Aso pulls plug on Lower House

Stage set for Aug. 30 election showdown with DPJ

by Masami Ito and Alex Martin

Prime Minister Taro Aso played his ultimate trump card Tuesday and dissolved the Lower House, turning a deaf ear to vociferous opponents of the move from within his own party.

The Liberal Democratic Party and the Democratic Party of Japan have now entered a head-on battle for the helm of government in an election that many expect will see the LDP stripped of its decades-long grip on power.

Aso’s Cabinet approved setting the general election for Aug. 30. It will be the first postwar Lower House campaign held in the heat of August.

“I have dissolved the Lower House to ask the people which political party can safeguard their well-being,” Aso told a news conference to mark the end of the Diet session.

While emphasizing his accomplishments in fighting the recession, he also apologized for “amplifying public distrust on politics caused by my poorly prepared remarks,” referring to a series of gaffes and policy flip-flops.

During a morning meeting, Aso’s bid to dissolve the chamber was approved by all of his ministers, including Finance Minister Kaoru Yosano, who earlier indicated he might not sign the dissolution paper.

In order for the Lower House to be dissolved, approval from all Cabinet ministers is necessary. Refusal would prompt dismissal of the minister in question and the prime minister signing instead.

Chief Cabinet Secretary Takeo Kawamura quoted Aso as telling the Cabinet that members of the LDP “are responsible for creating a safe and energetic society for the future.”

“We need further cooperation and understanding from the people,” Aso said. “And that is why I would like to dissolve the chamber and seek the people’s judgment.”

Following the Cabinet’s move, the LDP held a meeting of all its Diet members, during which Aso apologized for triggering public distrust with his policy miscues.

“I am deeply sorry for my statements and the flip-flops that triggered public anxiety and distrust in politics, resulting in the drop in the LDP’s support rate,” he said.

During the meeting, which was originally going to be closed to the media because party executives feared Aso would be exposed to harsh criticism from his foes, he also recognized that the devastating defeat in the recent Tokyo Metropolitan Assembly race and other recent LDP losses in local elections were partially a reflection of his inability to lead and unite the party.

“It is an undeniable fact that the people’s evaluation of me and the LDP’s internal disarray had a negative impact” on the recent local elections, Aso said. “I am also sorry for my lack of power to bring the party together.”

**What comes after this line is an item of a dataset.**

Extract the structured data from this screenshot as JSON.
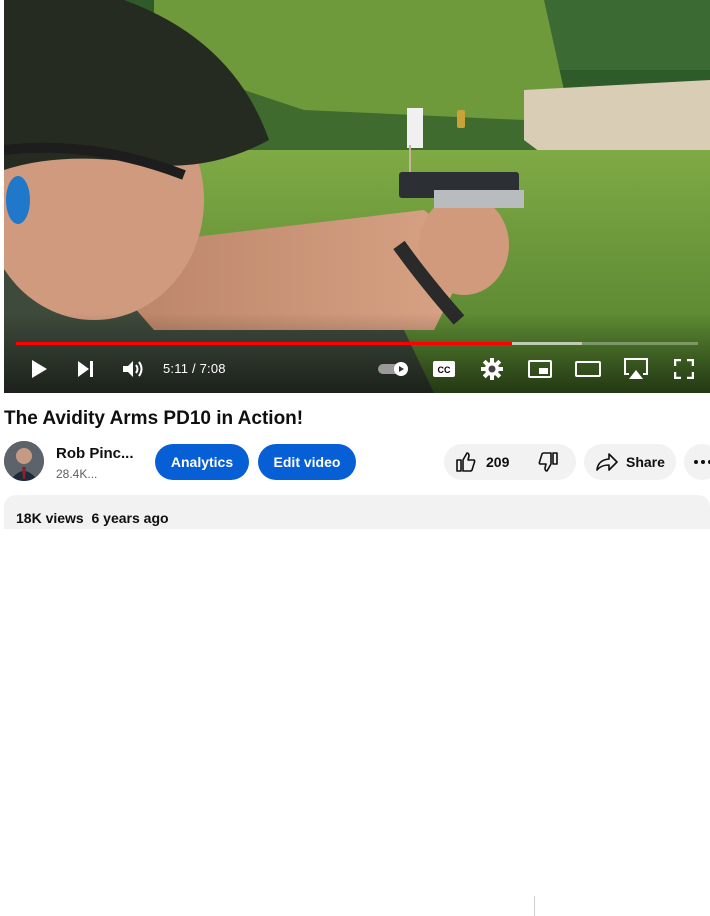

Despite the LDP executives’ fears, the meeting went relatively smoothly and most of the statements by lawmakers were supportive of Aso and called for party unity before the election.

Hideaki Omura, an LDP Lower House lawmaker, stood and reminded his colleagues their true foe is the DPJ.

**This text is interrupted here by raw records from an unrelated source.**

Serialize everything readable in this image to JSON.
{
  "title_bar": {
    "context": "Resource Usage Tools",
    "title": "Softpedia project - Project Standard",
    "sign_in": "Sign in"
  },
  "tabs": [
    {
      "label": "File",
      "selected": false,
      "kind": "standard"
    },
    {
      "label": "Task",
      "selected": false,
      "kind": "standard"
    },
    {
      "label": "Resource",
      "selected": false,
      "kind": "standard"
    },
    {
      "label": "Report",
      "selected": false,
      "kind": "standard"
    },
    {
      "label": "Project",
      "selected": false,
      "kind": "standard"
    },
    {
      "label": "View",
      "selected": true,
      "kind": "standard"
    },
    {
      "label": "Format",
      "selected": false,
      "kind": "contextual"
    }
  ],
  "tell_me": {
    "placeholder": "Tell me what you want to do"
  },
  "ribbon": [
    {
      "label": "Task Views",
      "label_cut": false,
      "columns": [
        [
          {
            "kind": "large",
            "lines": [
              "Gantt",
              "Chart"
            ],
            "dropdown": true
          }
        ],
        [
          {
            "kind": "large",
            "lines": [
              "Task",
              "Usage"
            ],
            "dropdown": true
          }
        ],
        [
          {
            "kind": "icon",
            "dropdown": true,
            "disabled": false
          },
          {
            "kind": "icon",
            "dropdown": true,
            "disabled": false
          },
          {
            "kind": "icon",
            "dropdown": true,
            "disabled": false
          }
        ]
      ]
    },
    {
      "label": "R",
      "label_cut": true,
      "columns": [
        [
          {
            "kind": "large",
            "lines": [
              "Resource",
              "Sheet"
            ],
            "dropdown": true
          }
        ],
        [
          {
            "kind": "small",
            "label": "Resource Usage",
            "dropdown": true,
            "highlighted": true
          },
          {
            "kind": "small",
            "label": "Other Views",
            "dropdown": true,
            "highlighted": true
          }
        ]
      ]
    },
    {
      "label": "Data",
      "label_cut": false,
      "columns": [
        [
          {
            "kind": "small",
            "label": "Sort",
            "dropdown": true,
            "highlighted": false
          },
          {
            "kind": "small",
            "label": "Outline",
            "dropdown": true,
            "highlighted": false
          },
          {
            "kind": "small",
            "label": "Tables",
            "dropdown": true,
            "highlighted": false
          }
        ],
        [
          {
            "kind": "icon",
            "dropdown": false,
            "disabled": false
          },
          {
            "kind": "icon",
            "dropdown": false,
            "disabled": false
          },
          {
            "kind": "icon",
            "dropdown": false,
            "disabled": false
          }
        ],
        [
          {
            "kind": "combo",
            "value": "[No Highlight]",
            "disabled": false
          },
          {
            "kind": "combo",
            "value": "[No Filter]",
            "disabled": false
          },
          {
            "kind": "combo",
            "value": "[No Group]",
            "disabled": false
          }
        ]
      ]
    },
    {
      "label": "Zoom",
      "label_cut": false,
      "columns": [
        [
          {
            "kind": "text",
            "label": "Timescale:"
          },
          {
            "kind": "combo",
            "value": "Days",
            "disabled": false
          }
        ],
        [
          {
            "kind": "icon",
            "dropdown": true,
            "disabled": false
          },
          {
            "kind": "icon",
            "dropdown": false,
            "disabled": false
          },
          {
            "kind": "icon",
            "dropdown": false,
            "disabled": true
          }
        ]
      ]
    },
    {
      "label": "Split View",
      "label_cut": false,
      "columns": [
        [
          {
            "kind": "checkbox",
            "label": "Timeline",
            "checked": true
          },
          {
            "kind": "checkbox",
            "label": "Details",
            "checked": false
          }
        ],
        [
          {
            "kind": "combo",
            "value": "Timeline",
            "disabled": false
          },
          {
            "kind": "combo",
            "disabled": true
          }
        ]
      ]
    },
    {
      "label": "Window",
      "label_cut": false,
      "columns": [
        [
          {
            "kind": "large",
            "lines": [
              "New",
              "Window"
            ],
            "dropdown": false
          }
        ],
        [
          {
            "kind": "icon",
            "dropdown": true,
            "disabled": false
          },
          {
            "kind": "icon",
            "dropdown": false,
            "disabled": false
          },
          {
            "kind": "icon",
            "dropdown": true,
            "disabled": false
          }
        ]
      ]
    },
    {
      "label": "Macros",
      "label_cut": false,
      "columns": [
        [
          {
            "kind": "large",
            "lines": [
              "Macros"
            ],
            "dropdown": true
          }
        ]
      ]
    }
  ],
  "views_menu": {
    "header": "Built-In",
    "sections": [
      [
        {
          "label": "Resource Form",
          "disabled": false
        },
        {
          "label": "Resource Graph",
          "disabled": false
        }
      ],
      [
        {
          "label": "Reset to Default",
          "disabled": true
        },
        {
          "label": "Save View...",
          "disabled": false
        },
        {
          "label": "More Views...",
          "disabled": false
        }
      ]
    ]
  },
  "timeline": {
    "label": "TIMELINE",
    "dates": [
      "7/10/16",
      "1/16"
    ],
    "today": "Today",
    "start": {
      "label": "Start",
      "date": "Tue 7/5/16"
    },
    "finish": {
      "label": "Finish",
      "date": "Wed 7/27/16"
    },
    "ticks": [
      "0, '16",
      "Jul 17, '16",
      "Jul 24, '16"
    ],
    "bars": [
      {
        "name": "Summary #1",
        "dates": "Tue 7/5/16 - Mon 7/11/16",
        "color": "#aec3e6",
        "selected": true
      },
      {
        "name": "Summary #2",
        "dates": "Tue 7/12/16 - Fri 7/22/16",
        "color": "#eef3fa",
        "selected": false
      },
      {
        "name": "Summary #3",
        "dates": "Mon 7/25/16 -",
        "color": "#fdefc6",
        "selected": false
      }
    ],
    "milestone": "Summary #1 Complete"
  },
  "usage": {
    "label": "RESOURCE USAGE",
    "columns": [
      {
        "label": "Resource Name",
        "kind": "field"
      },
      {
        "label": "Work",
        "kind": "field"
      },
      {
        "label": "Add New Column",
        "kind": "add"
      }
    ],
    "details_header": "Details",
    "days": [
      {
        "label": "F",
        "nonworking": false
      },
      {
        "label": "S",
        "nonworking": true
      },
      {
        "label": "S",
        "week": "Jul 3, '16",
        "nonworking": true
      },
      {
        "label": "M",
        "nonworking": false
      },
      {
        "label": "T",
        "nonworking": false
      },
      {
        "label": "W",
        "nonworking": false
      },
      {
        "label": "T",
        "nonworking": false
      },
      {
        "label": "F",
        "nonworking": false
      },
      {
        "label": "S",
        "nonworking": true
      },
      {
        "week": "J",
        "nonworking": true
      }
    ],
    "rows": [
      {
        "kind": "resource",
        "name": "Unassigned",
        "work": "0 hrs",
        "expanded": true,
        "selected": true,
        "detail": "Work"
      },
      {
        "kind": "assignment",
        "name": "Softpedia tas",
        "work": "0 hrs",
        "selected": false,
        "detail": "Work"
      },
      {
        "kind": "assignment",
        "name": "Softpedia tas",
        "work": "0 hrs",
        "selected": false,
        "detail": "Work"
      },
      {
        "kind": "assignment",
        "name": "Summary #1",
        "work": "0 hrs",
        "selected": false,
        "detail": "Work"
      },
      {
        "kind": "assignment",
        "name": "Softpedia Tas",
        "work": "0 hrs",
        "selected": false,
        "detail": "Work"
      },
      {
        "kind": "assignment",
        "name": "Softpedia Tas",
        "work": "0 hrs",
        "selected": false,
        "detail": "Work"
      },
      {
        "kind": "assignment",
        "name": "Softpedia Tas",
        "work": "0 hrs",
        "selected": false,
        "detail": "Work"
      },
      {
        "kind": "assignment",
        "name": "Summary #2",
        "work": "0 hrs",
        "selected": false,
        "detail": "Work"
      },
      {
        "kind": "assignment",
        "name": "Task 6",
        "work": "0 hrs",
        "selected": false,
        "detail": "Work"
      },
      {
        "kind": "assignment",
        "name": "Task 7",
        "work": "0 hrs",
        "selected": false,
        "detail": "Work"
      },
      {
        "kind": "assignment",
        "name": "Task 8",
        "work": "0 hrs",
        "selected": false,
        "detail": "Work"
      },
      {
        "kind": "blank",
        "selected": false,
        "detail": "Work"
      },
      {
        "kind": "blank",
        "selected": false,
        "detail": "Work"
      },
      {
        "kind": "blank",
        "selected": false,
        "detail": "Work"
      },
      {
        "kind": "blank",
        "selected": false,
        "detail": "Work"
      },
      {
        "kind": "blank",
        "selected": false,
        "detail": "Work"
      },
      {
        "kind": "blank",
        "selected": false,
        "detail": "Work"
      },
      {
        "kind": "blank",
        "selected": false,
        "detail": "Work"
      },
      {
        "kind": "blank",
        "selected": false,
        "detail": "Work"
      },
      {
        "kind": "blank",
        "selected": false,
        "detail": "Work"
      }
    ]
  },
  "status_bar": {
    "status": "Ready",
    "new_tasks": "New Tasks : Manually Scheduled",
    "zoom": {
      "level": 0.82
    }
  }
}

“Everyone, our enemy is the populist party, the opposition party, the DPJ,” Omura shouted during the meeting. “Japan cannot move forward if we don’t crush the DPJ.”

After hearing the voices of strong support from his party, Aso, in tears, said he believed the LDP had come together.

“I only have one wish — I hope that all of the candidates for the Lower House general election present today will be back together,” Aso said. “To do this, there is nothing else to do but unite and fight together.”

Afterward, former Secretary General Hidenao Nakagawa, who had been a key player in anti-Aso movement, complimented him for his apology and said the meeting helped promote party solidarity.

“I always believed it was of the utmost importance for (Aso) to express his remorse and apologize to the public, so it was good that he articulated this,” Nakagawa said.

Before the meeting, Nakagawa and other lawmakers had called on LDP executives to hold a joint plenary that could have led to a decision to hold a party presidential election to pick a new leader. The request was denied, and a regular meeting was held instead.

“I’ll be a good sport and help support” party unity, Nakagawa said.

Koichi Kato, another prominent LDP lawmaker involved in the effort to oust Aso, said the election will be “special.”

“In the worst-case scenario, this could well be the last election for the LDP,” he said, indicating the party might end up disbanding. “There’s a strong wind blowing against us, and if we don’t give it everything we have, there might not be a next one.”